The U.S. Army's M1 Abrams and Robot Tanks (Fighting Side by Side?)
Will there be a replacement for the Army’s upgraded Abrams main battle tank? Should there be?
It is a question that lingers with no real answer—at least not an answer at the moment. Will there be a replacement for the Army’s upgraded Abrams main battle tank? Should there be? Ultimately an entirely new platform may arise, but many questions remain open, such as how long until that happens? Will there still need to be a vehicle built with heavy armor to withstand heavy enemy mechanized attacks? Perhaps a new Abrams-like platform, should it come to fruition, will be a large, heavy vehicle with Abrams-like armor protection.

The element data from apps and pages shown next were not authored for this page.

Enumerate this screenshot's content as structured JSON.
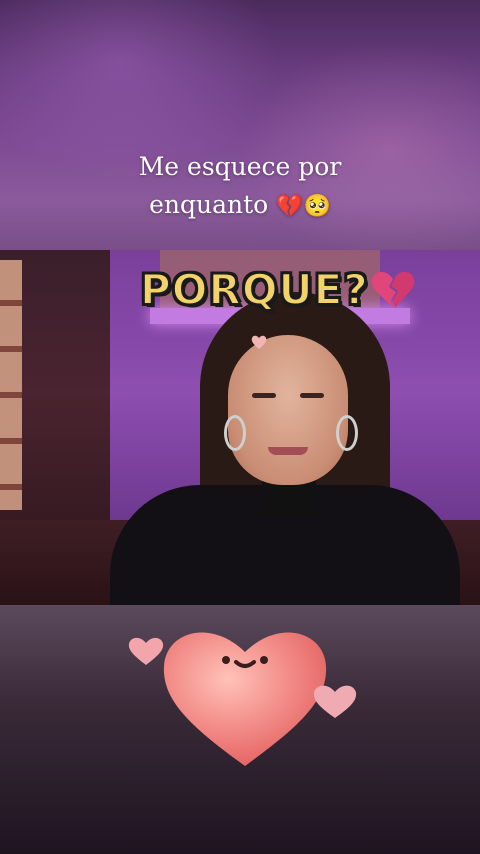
{
  "caption": {
    "line1": "Me esquece por",
    "line2": "enquanto",
    "emojis": "💔🥺"
  },
  "video": {
    "overlay_text": "PORQUE?",
    "overlay_color": "#f2d36b"
  },
  "icons": {
    "broken_heart": "broken-heart-icon",
    "small_heart": "small-heart-icon",
    "big_heart": "smiling-heart-icon",
    "mini_hearts": "pink-heart-icon"
  },
  "colors": {
    "heart_pink": "#f28a86",
    "broken_heart": "#e0457b"
  }
}
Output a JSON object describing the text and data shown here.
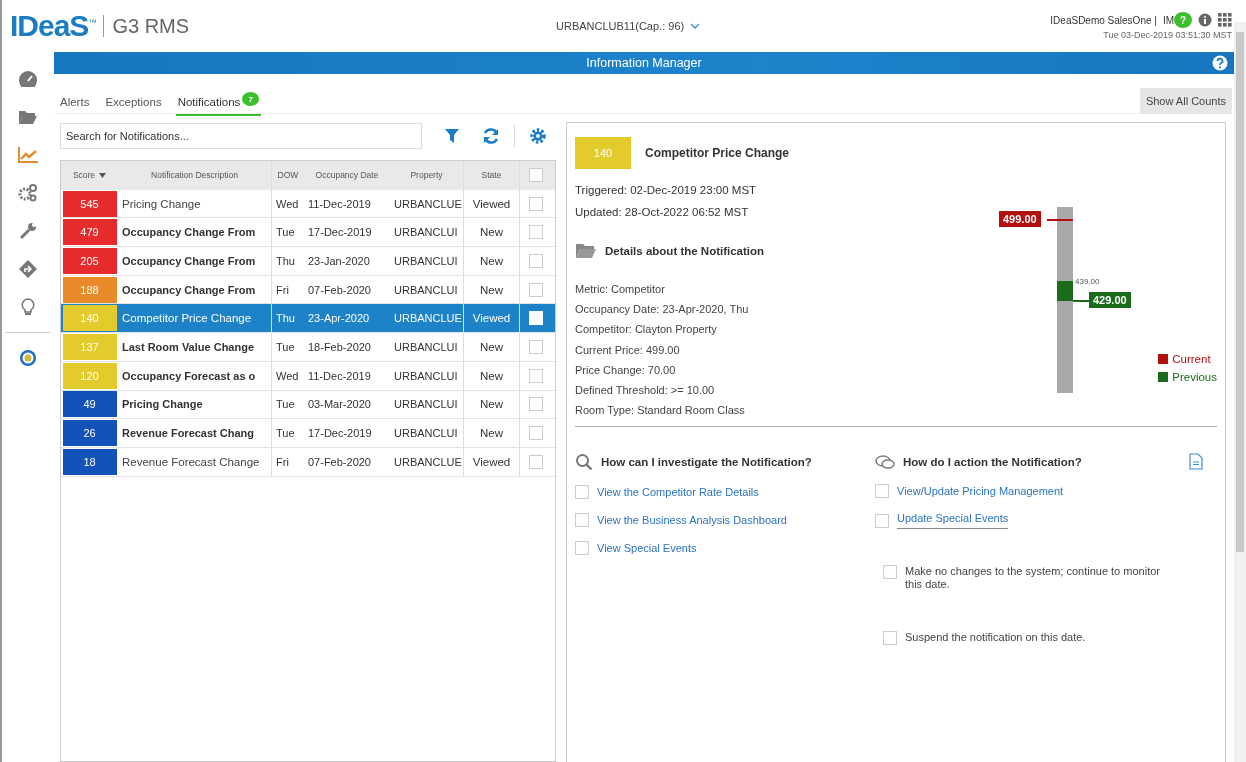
{
  "header": {
    "logo": "IDeaS",
    "logo_mark": "™",
    "product": "G3 RMS",
    "property": "URBANCLUB11(Cap.: 96)",
    "user": "IDeaSDemo SalesOne |",
    "initials": "IM",
    "chat_badge": "?",
    "datetime": "Tue 03-Dec-2019 03:51:30 MST"
  },
  "title_bar": {
    "title": "Information Manager"
  },
  "sidebar": {
    "items": [
      {
        "kind": "gauge",
        "selected": false
      },
      {
        "kind": "folder",
        "selected": false
      },
      {
        "kind": "chart",
        "selected": true
      },
      {
        "kind": "gears",
        "selected": false
      },
      {
        "kind": "wrench",
        "selected": false
      },
      {
        "kind": "diamond",
        "selected": false
      },
      {
        "kind": "bulb",
        "selected": false
      },
      {
        "kind": "globe",
        "selected": false
      }
    ]
  },
  "tabs": [
    {
      "label": "Alerts",
      "selected": false
    },
    {
      "label": "Exceptions",
      "selected": false
    },
    {
      "label": "Notifications",
      "selected": true,
      "badge": "7"
    }
  ],
  "show_all_counts": "Show All Counts",
  "search": {
    "placeholder": "Search for Notifications..."
  },
  "table": {
    "columns": [
      "Score",
      "Notification Description",
      "DOW",
      "Occupancy Date",
      "Property",
      "State"
    ],
    "select_all_checked": false,
    "rows": [
      {
        "score": "545",
        "color": "#e52b2b",
        "description": "Pricing Change",
        "dow": "Wed",
        "date": "11-Dec-2019",
        "property": "URBANCLUE",
        "state": "Viewed",
        "unread": false,
        "selected": false,
        "checked": false
      },
      {
        "score": "479",
        "color": "#e52b2b",
        "description": "Occupancy Change From",
        "dow": "Tue",
        "date": "17-Dec-2019",
        "property": "URBANCLUI",
        "state": "New",
        "unread": true,
        "selected": false,
        "checked": false
      },
      {
        "score": "205",
        "color": "#e52b2b",
        "description": "Occupancy Change From",
        "dow": "Thu",
        "date": "23-Jan-2020",
        "property": "URBANCLUI",
        "state": "New",
        "unread": true,
        "selected": false,
        "checked": false
      },
      {
        "score": "188",
        "color": "#e8892a",
        "description": "Occupancy Change From",
        "dow": "Fri",
        "date": "07-Feb-2020",
        "property": "URBANCLUI",
        "state": "New",
        "unread": true,
        "selected": false,
        "checked": false
      },
      {
        "score": "140",
        "color": "#e3cb2c",
        "description": "Competitor Price Change",
        "dow": "Thu",
        "date": "23-Apr-2020",
        "property": "URBANCLUE",
        "state": "Viewed",
        "unread": false,
        "selected": true,
        "checked": false
      },
      {
        "score": "137",
        "color": "#e3cb2c",
        "description": "Last Room Value Change",
        "dow": "Tue",
        "date": "18-Feb-2020",
        "property": "URBANCLUI",
        "state": "New",
        "unread": true,
        "selected": false,
        "checked": false
      },
      {
        "score": "120",
        "color": "#e3cb2c",
        "description": "Occupancy Forecast as o",
        "dow": "Wed",
        "date": "11-Dec-2019",
        "property": "URBANCLUI",
        "state": "New",
        "unread": true,
        "selected": false,
        "checked": false
      },
      {
        "score": "49",
        "color": "#1352b8",
        "description": "Pricing Change",
        "dow": "Tue",
        "date": "03-Mar-2020",
        "property": "URBANCLUI",
        "state": "New",
        "unread": true,
        "selected": false,
        "checked": false
      },
      {
        "score": "26",
        "color": "#1352b8",
        "description": "Revenue Forecast Chang",
        "dow": "Tue",
        "date": "17-Dec-2019",
        "property": "URBANCLUI",
        "state": "New",
        "unread": true,
        "selected": false,
        "checked": false
      },
      {
        "score": "18",
        "color": "#1352b8",
        "description": "Revenue Forecast Change",
        "dow": "Fri",
        "date": "07-Feb-2020",
        "property": "URBANCLUE",
        "state": "Viewed",
        "unread": false,
        "selected": false,
        "checked": false
      }
    ]
  },
  "detail": {
    "score": "140",
    "color": "#e3cb2c",
    "title": "Competitor Price Change",
    "triggered": "Triggered: 02-Dec-2019 23:00 MST",
    "updated": "Updated: 28-Oct-2022 06:52 MST",
    "details_heading": "Details about the Notification",
    "details": [
      "Metric: Competitor",
      "Occupancy Date: 23-Apr-2020, Thu",
      "Competitor: Clayton Property",
      "Current Price: 499.00",
      "Price Change: 70.00",
      "Defined Threshold: >= 10.00",
      "Room Type: Standard Room Class"
    ],
    "gauge": {
      "current_label": "499.00",
      "previous_label": "429.00",
      "mid_label": "439.00",
      "legend": [
        {
          "label": "Current",
          "color": "#b30f0f"
        },
        {
          "label": "Previous",
          "color": "#1a6b1a"
        }
      ]
    },
    "investigate": {
      "heading": "How can I investigate the Notification?",
      "links": [
        {
          "label": "View the Competitor Rate Details",
          "checked": false
        },
        {
          "label": "View the Business Analysis Dashboard",
          "checked": false
        },
        {
          "label": "View Special Events",
          "checked": false
        }
      ]
    },
    "action": {
      "heading": "How do I action the Notification?",
      "links": [
        {
          "label": "View/Update Pricing Management",
          "checked": false
        },
        {
          "label": "Update Special Events",
          "checked": false
        }
      ],
      "options": [
        {
          "label": "Make no changes to the system; continue to monitor this date.",
          "checked": false
        },
        {
          "label": "Suspend the notification on this date.",
          "checked": false
        }
      ]
    }
  }
}
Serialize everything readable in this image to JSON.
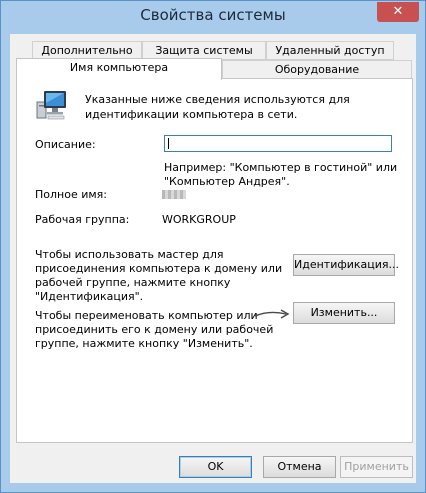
{
  "window": {
    "title": "Свойства системы",
    "close_glyph": "✕"
  },
  "tabs": {
    "row_top": [
      "Дополнительно",
      "Защита системы",
      "Удаленный доступ"
    ],
    "row_bottom": [
      "Имя компьютера",
      "Оборудование"
    ],
    "active": "Имя компьютера"
  },
  "panel": {
    "intro_line1": "Указанные ниже сведения используются для",
    "intro_line2": "идентификации компьютера в сети.",
    "description_label": "Описание:",
    "description_value": "",
    "example_line1": "Например: \"Компьютер в гостиной\" или",
    "example_line2": "\"Компьютер Андрея\".",
    "fullname_label": "Полное имя:",
    "workgroup_label": "Рабочая группа:",
    "workgroup_value": "WORKGROUP",
    "wizard_text": [
      "Чтобы использовать мастер для",
      "присоединения компьютера к домену или",
      "рабочей группе, нажмите кнопку",
      "\"Идентификация\"."
    ],
    "identify_button": "Идентификация...",
    "rename_text": [
      "Чтобы переименовать компьютер или",
      "присоединить его к домену или рабочей",
      "группе, нажмите кнопку \"Изменить\"."
    ],
    "change_button": "Изменить..."
  },
  "footer": {
    "ok": "OK",
    "cancel": "Отмена",
    "apply": "Применить"
  },
  "colors": {
    "frame": "#a8cbec",
    "close": "#c75050",
    "focus_border": "#3c7fb1"
  },
  "icons": [
    "computer-icon",
    "arrow-icon"
  ]
}
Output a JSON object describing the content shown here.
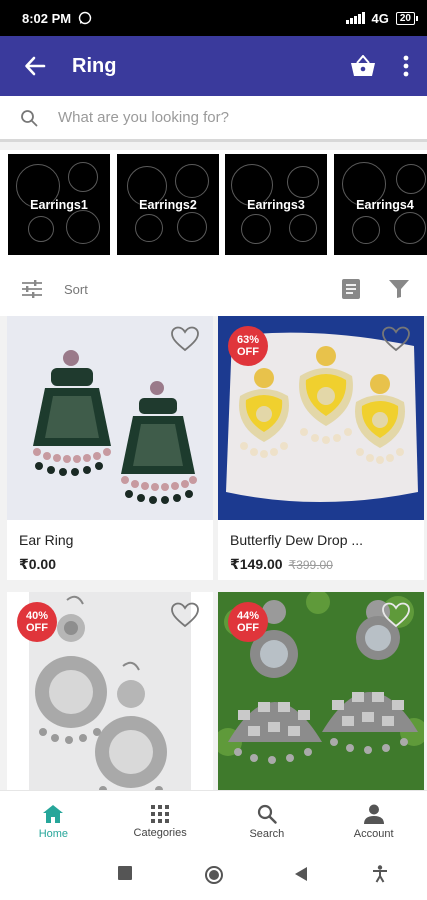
{
  "status_bar": {
    "time": "8:02 PM",
    "network": "4G",
    "battery": "20"
  },
  "app_bar": {
    "title": "Ring",
    "icons": [
      "back-arrow-icon",
      "basket-icon",
      "more-vert-icon"
    ]
  },
  "search": {
    "placeholder": "What are you looking for?"
  },
  "categories": [
    {
      "label": "Earrings1"
    },
    {
      "label": "Earrings2"
    },
    {
      "label": "Earrings3"
    },
    {
      "label": "Earrings4"
    }
  ],
  "toolbar": {
    "sort_label": "Sort"
  },
  "products": [
    {
      "name": "Ear Ring",
      "price": "₹0.00",
      "mrp": "",
      "discount_pct": "",
      "discount_label": ""
    },
    {
      "name": "Butterfly Dew Drop ...",
      "price": "₹149.00",
      "mrp": "₹399.00",
      "discount_pct": "63%",
      "discount_label": "OFF"
    },
    {
      "name": "",
      "price": "",
      "mrp": "",
      "discount_pct": "40%",
      "discount_label": "OFF"
    },
    {
      "name": "",
      "price": "",
      "mrp": "",
      "discount_pct": "44%",
      "discount_label": "OFF"
    }
  ],
  "bottom_nav": [
    {
      "label": "Home",
      "icon": "home-icon",
      "active": true
    },
    {
      "label": "Categories",
      "icon": "grid-dots-icon",
      "active": false
    },
    {
      "label": "Search",
      "icon": "search-icon",
      "active": false
    },
    {
      "label": "Account",
      "icon": "person-icon",
      "active": false
    }
  ],
  "colors": {
    "app_bar": "#3a3a9c",
    "accent": "#26a69a",
    "badge": "#e0353b"
  }
}
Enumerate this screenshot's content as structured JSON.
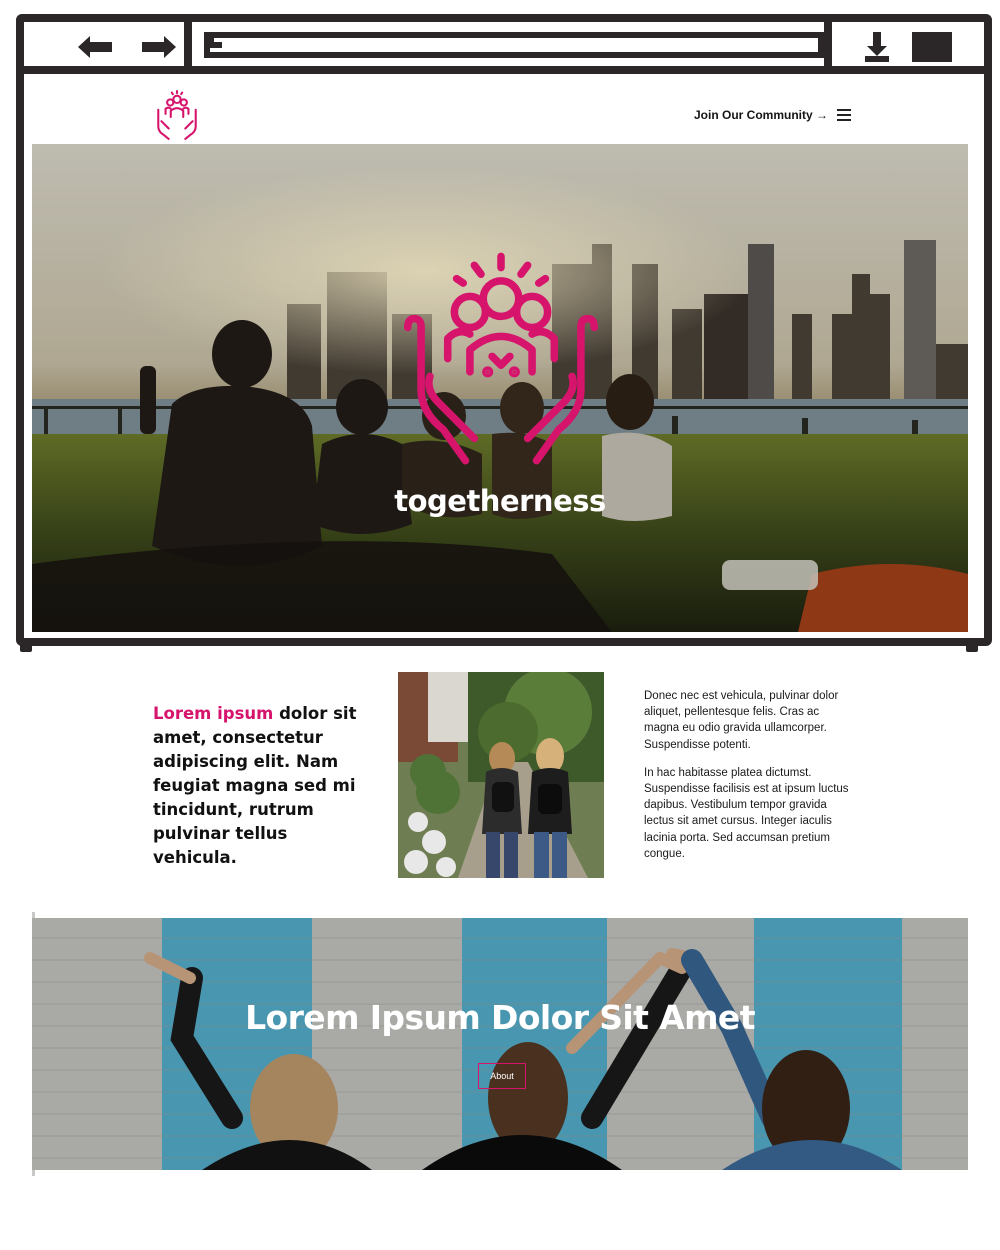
{
  "header": {
    "logo_icon": "community-hands-icon",
    "join_link": "Join Our Community →",
    "menu_icon": "hamburger-icon"
  },
  "hero": {
    "emblem_icon": "community-hands-icon",
    "title": "togetherness"
  },
  "intro": {
    "lead_accent": "Lorem ipsum",
    "lead_rest": " dolor sit amet, consectetur adipiscing elit. Nam feugiat magna sed mi tincidunt, rutrum pulvinar tellus vehicula.",
    "paragraph_1": "Donec nec est vehicula, pulvinar dolor aliquet, pellentesque felis. Cras ac magna eu odio gravida ullamcorper. Suspendisse potenti.",
    "paragraph_2": "In hac habitasse platea dictumst. Suspendisse facilisis est at ipsum luctus dapibus. Vestibulum tempor gravida lectus sit amet cursus. Integer iaculis lacinia porta. Sed accumsan pretium congue."
  },
  "banner": {
    "title": "Lorem Ipsum Dolor Sit Amet",
    "button_label": "About"
  },
  "colors": {
    "accent": "#d6146c",
    "chrome": "#2b2628",
    "text": "#111111"
  }
}
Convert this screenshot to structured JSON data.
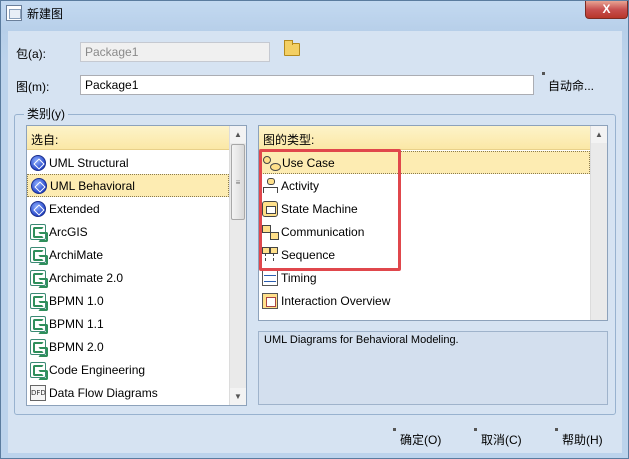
{
  "window": {
    "title": "新建图",
    "close_glyph": "X"
  },
  "form": {
    "package_label": "包(a):",
    "package_value": "Package1",
    "diagram_label": "图(m):",
    "diagram_value": "Package1",
    "auto_name_button": "自动命...",
    "category_group_label": "类别(y)"
  },
  "left_list": {
    "header": "选自:",
    "items": [
      {
        "label": "UML Structural",
        "icon": "uml-icon"
      },
      {
        "label": "UML Behavioral",
        "icon": "uml-icon",
        "selected": true
      },
      {
        "label": "Extended",
        "icon": "uml-icon"
      },
      {
        "label": "ArcGIS",
        "icon": "technology-icon"
      },
      {
        "label": "ArchiMate",
        "icon": "technology-icon"
      },
      {
        "label": "Archimate 2.0",
        "icon": "technology-icon"
      },
      {
        "label": "BPMN 1.0",
        "icon": "technology-icon"
      },
      {
        "label": "BPMN 1.1",
        "icon": "technology-icon"
      },
      {
        "label": "BPMN 2.0",
        "icon": "technology-icon"
      },
      {
        "label": "Code Engineering",
        "icon": "technology-icon"
      },
      {
        "label": "Data Flow Diagrams",
        "icon": "dfd-icon",
        "icon_text": "DFD"
      }
    ]
  },
  "right_list": {
    "header": "图的类型:",
    "items": [
      {
        "label": "Use Case",
        "icon": "use-case-icon",
        "selected": true
      },
      {
        "label": "Activity",
        "icon": "activity-icon"
      },
      {
        "label": "State Machine",
        "icon": "state-machine-icon"
      },
      {
        "label": "Communication",
        "icon": "communication-icon"
      },
      {
        "label": "Sequence",
        "icon": "sequence-icon"
      },
      {
        "label": "Timing",
        "icon": "timing-icon"
      },
      {
        "label": "Interaction Overview",
        "icon": "interaction-overview-icon"
      }
    ]
  },
  "description": "UML Diagrams for Behavioral Modeling.",
  "buttons": {
    "ok": "确定(O)",
    "cancel": "取消(C)",
    "help": "帮助(H)"
  },
  "colors": {
    "selection": "#fdecb2",
    "highlight_box": "#e0474c",
    "header_gradient": "#fbe8a6"
  }
}
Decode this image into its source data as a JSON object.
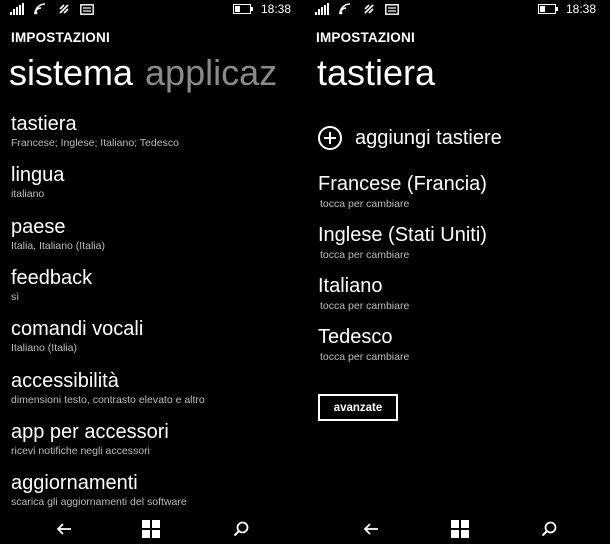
{
  "status": {
    "time": "18:38",
    "battery_level": 0.3
  },
  "left": {
    "section": "IMPOSTAZIONI",
    "pivot_active": "sistema",
    "pivot_next": "applicaz",
    "items": [
      {
        "label": "tastiera",
        "sub": "Francese; Inglese; Italiano; Tedesco"
      },
      {
        "label": "lingua",
        "sub": "italiano"
      },
      {
        "label": "paese",
        "sub": "Italia, Italiano (Italia)"
      },
      {
        "label": "feedback",
        "sub": "sì"
      },
      {
        "label": "comandi vocali",
        "sub": "Italiano (Italia)"
      },
      {
        "label": "accessibilità",
        "sub": "dimensioni testo, contrasto elevato e altro"
      },
      {
        "label": "app per accessori",
        "sub": "ricevi notifiche negli accessori"
      },
      {
        "label": "aggiornamenti",
        "sub": "scarica gli aggiornamenti del software"
      }
    ]
  },
  "right": {
    "section": "IMPOSTAZIONI",
    "title": "tastiera",
    "add_label": "aggiungi tastiere",
    "keyboards": [
      {
        "label": "Francese (Francia)",
        "sub": "tocca per cambiare"
      },
      {
        "label": "Inglese (Stati Uniti)",
        "sub": "tocca per cambiare"
      },
      {
        "label": "Italiano",
        "sub": "tocca per cambiare"
      },
      {
        "label": "Tedesco",
        "sub": "tocca per cambiare"
      }
    ],
    "advanced_button": "avanzate"
  },
  "icons": {
    "status_left": [
      "signal-icon",
      "wifi-icon",
      "data-sense-icon",
      "message-icon"
    ],
    "nav": [
      "back-icon",
      "windows-icon",
      "search-icon"
    ]
  }
}
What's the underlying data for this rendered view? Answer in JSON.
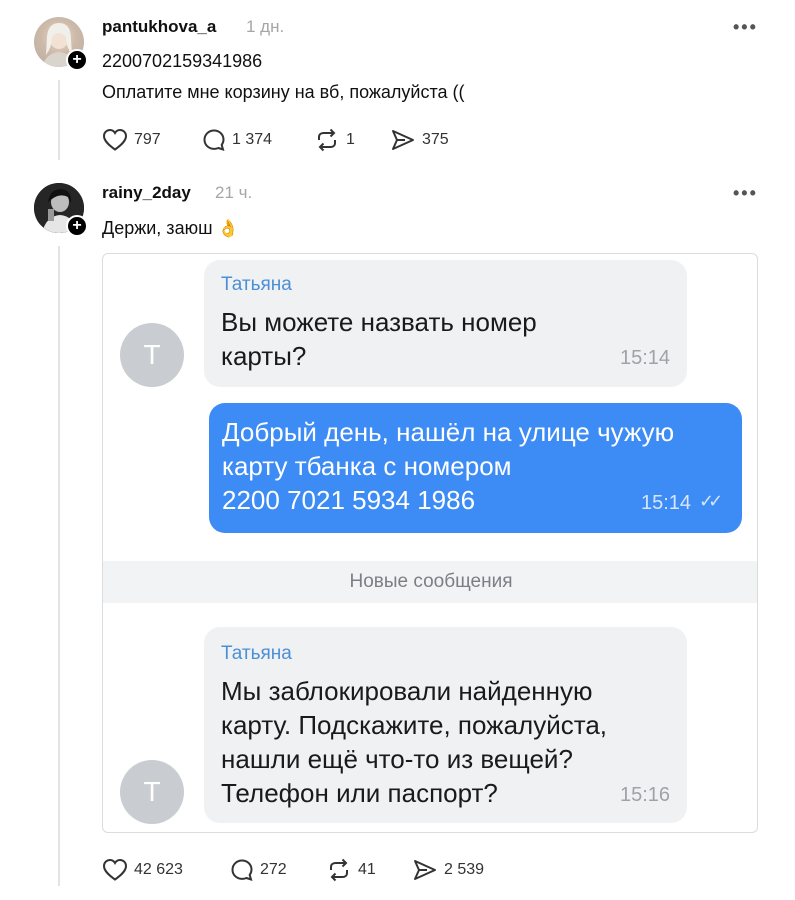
{
  "post1": {
    "username": "pantukhova_a",
    "time": "1 дн.",
    "more_label": "•••",
    "line1": "2200702159341986",
    "line2": "Оплатите мне корзину на вб, пожалуйста ((",
    "likes": "797",
    "comments": "1 374",
    "reposts": "1",
    "shares": "375"
  },
  "post2": {
    "username": "rainy_2day",
    "time": "21 ч.",
    "more_label": "•••",
    "text": "Держи, заюш",
    "emoji": "👌",
    "likes": "42 623",
    "comments": "272",
    "reposts": "41",
    "shares": "2 539"
  },
  "badge_plus": "+",
  "chat": {
    "avatar_letter": "Т",
    "messages": [
      {
        "sender": "Татьяна",
        "line1": "Вы можете назвать номер",
        "line2": "карты?",
        "time": "15:14"
      },
      {
        "line1": "Добрый день, нашёл на улице чужую",
        "line2": "карту тбанка с номером",
        "line3": "2200 7021 5934 1986",
        "time": "15:14",
        "read_mark": "✓✓"
      },
      {
        "sender": "Татьяна",
        "line1": "Мы заблокировали найденную",
        "line2": "карту. Подскажите, пожалуйста,",
        "line3": "нашли ещё что-то из вещей?",
        "line4": "Телефон или паспорт?",
        "time": "15:16"
      }
    ],
    "divider": "Новые сообщения"
  },
  "icons": {
    "like": "heart-icon",
    "comment": "comment-bubble-icon",
    "repost": "repost-icon",
    "share": "send-icon"
  }
}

At the moment, there simply may not be anything that has a comparable protective performance that can replace it.
Is the answer lightweight armor composites? A new, impenetrable Active Protection System? Or, perhaps the optimal solution lies in the fast-emerging phenomenon of manned-unmanned teaming.
One simple way to engineer an ultra-lightweight, super-fast, yet heavily armed future combat vehicle is to simply make it a drone that is controlled or operated by a heavier manned vehicle such as an Abrams tank. An Abrams tank can adjust tactics and be used specifically for certain missions only it is able to perform successfully, all while drawing upon human decision-making faculties to drive operations, while informed by ultra-high-speed, AI-enabled computing and data processing.
“If we ever get to the point where we say . . . ‘this is autonomous,’ you can build a lightweight vehicle because you don’t have to provide the protection to the soldiers who are in it. We’re not there yet, but we are doing a lot of modeling and simulation to work through prototyping,” Gen. John Murray, Commander, Army Futures Command, told the National Interest earlier this year.
Much of this kind of experimentation is making rapid progress, yet Murray also emphasizes the significance of attributes unique to human cognition and decision-making which simply cannot be replicated by mathematically oriented algorithms, even ones enabled by artificial intelligence.
This recognized circumstance is part of why many senior Army weapons developers emphasize that an optimal solution may be to combine, integrate and call upon both autonomy and human cognitive capacities into a broader tactical picture. This means heavily protected manned vehicles may well be here to stay for years. This circumstance could carve out an operational niche for the upgraded Abrams tank to serve years longer than may have been anticipated, given that today’s Abrams tank is essentially an entirely new vehicle given the nature and extent of upgrades performed on the platform.
This approach may enable a particularly lethal and survivable solution, meaning that a deployable, lightweight yet highly lethal tank-like platform can “close with an enemy” while still benefiting from human command and control operating from a manned platform networked to the robotic attack vehicle. The precise balance of these variables, and deliberations regarding how to best execute them, forms the primary inspirational basis for the Army’s Optionally Manned Tank (OMT) program, which is now under consideration. The intention is to architect a future tank-like platform that, if needed, can function as a purely robotic platform.
“It will be manned or unmanned as required by the commander,” Maj. Gen. Ross Coffman, the director of the Next-Generation Combat Vehicles Cross-Functional Team for U.S. Army Futures Command.
A manned, heavy Abrams tank could both close with the enemy yet also rely upon human decisionmaking faculties to oversee operations of many unmanned systems at one time, something which can preserve the irreplaceable role of human cognition yet also leverage the promise of artificial intelligence-enabled robot drones and unmanned systems. This kind of thinking, allowing for space for both the Abrams tank and a new, lightweight Optionally Manned Tank to operate together, may ultimately offer the optimal solution. With the advent of advanced sensing, for example, an Abrams tank could operate as a command and control “anchor” in a relay or meshed system of networked air and ground drones. Perhaps this could reach beyond the horizon and enable an Abrams tank to maintain its lead role, even if smaller, lighter unmanned and more mobile platforms advance further forward over great distances.
The Army plans to make key determinations regarding a specific path forward by 2023 to at least advance the developmental trajectory and chart a course of sorts into future armored warfare. Some of the efforts with the Army’s ongoing Light, Medium and Heavy Robotic Combat Vehicle development are informing the process, as the “heavy” variant could conceivably evolve into a tank or tank-like platform. Murray explained that several more years of robotic vehicle development would be crucial and needed to make a properly informed decision about how to balance these variables in relation to fast-changing technological progress.
As part of the OMT developmental process, the Army is closely monitoring the threat environment with a specific mind to great-power rival nations.
“As we look at China and Russia, we look at their capabilities as a pacing threat,” Coffman said.
Kris Osborn is the defense editor for the National Interest. Osborn previously served at the Pentagon as a Highly Qualified Expert with the Office of the Assistant Secretary of the Army—Acquisition, Logistics & Technology. Osborn has also worked as an anchor and on-air military specialist at national TV networks. He has appeared as a guest military expert on Fox News, MSNBC, The Military Channel, and The History Channel. He also has a master’s degree in Comparative Literature from Columbia University.